Watching Vladimir Putin speak on Friday about his sham annexations of Ukrainian territory as Russia’s “great liberation mission,” my colleague, Yulia Gorbunova, recalled a woman from occupied Kherson, whom she interviewed some weeks ago.
Russia’s security agents had detained her entire family and interrogated her for hours with a plastic bag over her head. All the while, she could hear her husband being beaten in the next room.
“They kept asking me, ‘Are you a fascist?’ I told them that I was Ukrainian.”
“They said: ‘There is no such people. We are one people.’”
“So, I asked them, ‘if we are one people, why am I sitting here with a bag over my head, while you are beating my husband to death?’”
Putin’s “shammexations” of Donetsk, Luhansk, Zaporizhzhia and Kherson regions last week – complete with a hasty referendum held at gunpoint – have no legal value. Just as with Crimea in 2014, Russia remains an occupying power in these regions, bound by the Fourth Geneva Convention, which continues to guarantee protections to civilians in those areas.
And by all accounts, the occupiers have flouted those obligations.
My colleague Yulia, a senior researcher at HRW, has interviewed dozens of civilians from Kherson and Zaporizhzhia regions who shared horrific accounts like the one above. They describe beatings, electric shocks, and incommunicado detention at the hands of Russian forces. Many were locked up for days or weeks, blindfolded, with hands tied.
In areas now liberated from Russian occupation, HRW has documented extensive evidence of torture, as well as summary executions and enforced disappearances.
A new AP investigation in the newly liberated Ukrainian city of Izium confirms the pattern further, concluding: “Russian torture in Izium was arbitrary, widespread and absolutely routine for both civilians and soldiers throughout the city.”

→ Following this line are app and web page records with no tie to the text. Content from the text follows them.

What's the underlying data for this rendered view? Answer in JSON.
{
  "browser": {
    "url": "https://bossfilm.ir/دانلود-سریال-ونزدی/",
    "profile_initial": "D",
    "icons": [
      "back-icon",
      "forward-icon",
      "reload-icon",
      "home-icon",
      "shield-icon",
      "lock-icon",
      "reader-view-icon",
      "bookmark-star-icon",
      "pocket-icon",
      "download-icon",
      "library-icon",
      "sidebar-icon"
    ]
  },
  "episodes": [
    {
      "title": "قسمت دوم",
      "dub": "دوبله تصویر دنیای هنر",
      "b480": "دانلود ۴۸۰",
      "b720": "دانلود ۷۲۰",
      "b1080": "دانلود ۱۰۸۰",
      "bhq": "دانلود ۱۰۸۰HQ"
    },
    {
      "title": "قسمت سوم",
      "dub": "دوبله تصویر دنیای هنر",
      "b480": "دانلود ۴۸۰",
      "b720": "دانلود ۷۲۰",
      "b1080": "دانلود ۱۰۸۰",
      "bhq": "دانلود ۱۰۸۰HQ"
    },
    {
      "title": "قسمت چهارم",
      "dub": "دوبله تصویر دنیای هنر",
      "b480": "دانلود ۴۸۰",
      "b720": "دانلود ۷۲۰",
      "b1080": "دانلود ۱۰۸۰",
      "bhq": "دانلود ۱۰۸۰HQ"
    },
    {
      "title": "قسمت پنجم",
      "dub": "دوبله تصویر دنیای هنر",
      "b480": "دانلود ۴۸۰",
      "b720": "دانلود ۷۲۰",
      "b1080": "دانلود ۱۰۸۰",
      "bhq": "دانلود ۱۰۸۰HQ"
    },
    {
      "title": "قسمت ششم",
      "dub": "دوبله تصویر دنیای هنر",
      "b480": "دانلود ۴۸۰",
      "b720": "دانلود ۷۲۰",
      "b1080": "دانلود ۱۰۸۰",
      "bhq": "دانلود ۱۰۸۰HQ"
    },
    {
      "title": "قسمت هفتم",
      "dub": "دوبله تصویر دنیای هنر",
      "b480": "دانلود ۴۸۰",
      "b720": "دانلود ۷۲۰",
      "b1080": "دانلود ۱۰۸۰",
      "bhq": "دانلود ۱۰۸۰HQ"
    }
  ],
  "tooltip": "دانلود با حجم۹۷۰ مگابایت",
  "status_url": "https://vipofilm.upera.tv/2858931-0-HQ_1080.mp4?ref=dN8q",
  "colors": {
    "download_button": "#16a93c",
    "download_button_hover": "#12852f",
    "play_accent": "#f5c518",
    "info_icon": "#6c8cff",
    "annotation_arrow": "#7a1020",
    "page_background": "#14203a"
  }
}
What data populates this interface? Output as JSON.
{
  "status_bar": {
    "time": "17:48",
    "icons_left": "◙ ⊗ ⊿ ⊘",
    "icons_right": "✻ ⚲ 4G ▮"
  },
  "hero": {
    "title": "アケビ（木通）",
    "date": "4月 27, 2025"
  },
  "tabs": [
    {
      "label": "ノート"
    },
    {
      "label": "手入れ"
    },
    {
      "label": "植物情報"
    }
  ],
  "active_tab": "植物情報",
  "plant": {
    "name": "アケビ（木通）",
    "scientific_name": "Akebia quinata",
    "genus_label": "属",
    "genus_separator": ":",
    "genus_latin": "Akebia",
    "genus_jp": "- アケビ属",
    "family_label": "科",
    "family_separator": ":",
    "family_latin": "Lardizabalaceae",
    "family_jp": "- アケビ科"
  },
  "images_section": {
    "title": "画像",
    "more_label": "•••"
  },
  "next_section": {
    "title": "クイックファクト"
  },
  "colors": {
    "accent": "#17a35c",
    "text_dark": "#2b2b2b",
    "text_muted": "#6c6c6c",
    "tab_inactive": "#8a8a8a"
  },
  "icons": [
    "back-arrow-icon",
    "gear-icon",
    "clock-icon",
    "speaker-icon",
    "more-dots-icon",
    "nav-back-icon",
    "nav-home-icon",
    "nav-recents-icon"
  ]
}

Kremlin statements about annexation are fiction, but the horror of life under Russian occupation is as real as it gets.